Our tip calculator will need a segmented control so that the user can choose the tip percentage they want to use for calculating gratuity.

Tip Output

The tip output group provides the output tip amount and total bill amount of the tip calculator.

Output Outline

We've already introduced all of the UI objects in this group.

Identify all of the different UIKit objects in the tip output group.

The entire tip output group is made up of a card view that is a UIView with 4 UILabel for each respective title and amount.

Tip Output Views

Reset Button

Next, we'll introduce the last UIKit object that we'll need for our tip calculator: UIButton.

Reset Outline

Simple enough, this grouping will consist only of a single element: a button.

UIButton

The UIButton, along with labels, is one of the most common objects for building your UI. A user can interact with a button by tapping it and triggering an event.
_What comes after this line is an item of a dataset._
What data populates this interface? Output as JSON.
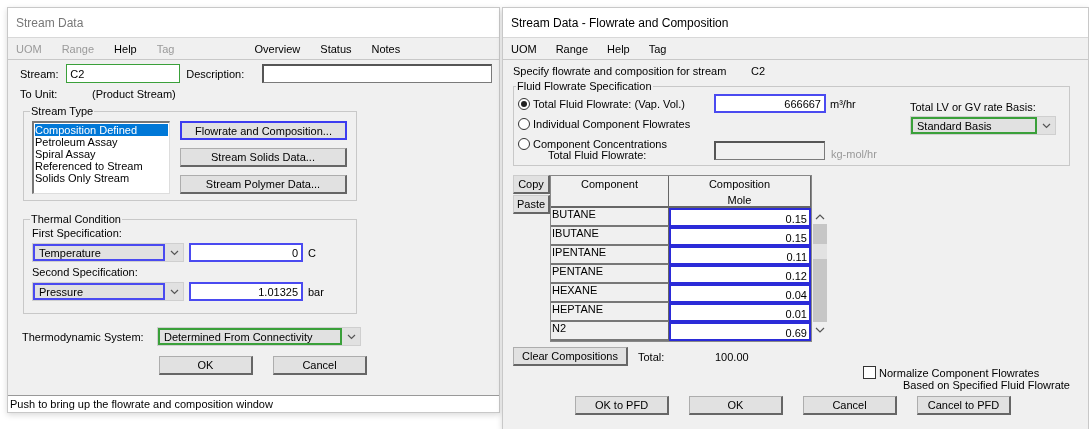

This event can be tied to calling a function and running code.

Reset Button

Our reset button will allow a user to clear the current input from our tip calculator and reset it to an empty state.

You don't need to memorize all of the UIKit objects we've just covered. Just remember that there are pre-made UI components that you can use to build your UI. If you're trying to build any type of visual element, check UIKit to see if there's a base UI object you can use to build off of.

Reviewing What We've Learning

We've reviewed and learned about many new UI objects in UIKit. You'll use these objects as basic building blocks for creating various UI for your app. If you're ever looking for a comprehensive guide of all of the UIKit objects, you can reference Apple's developer docs by clicking here.

Moving forward, we'll start building tip calculator in Xcode and look at how to use each of these UI components.

Feedback

If you have feedback on this tutorial or find any mistakes, please open issues on the GitHub Repository or comment below.

Summer academy

An iOS Development Summer Course

Design, code and launch your own app. Locations in San Francisco and Asia

Find your location

Product College

A computer science college

Graduate into a successful career as a founder or software engineer.

Learn more
Please note that Make School no longer supports Internet Explorer

We recommend upgrading to a modern web browser. Learn more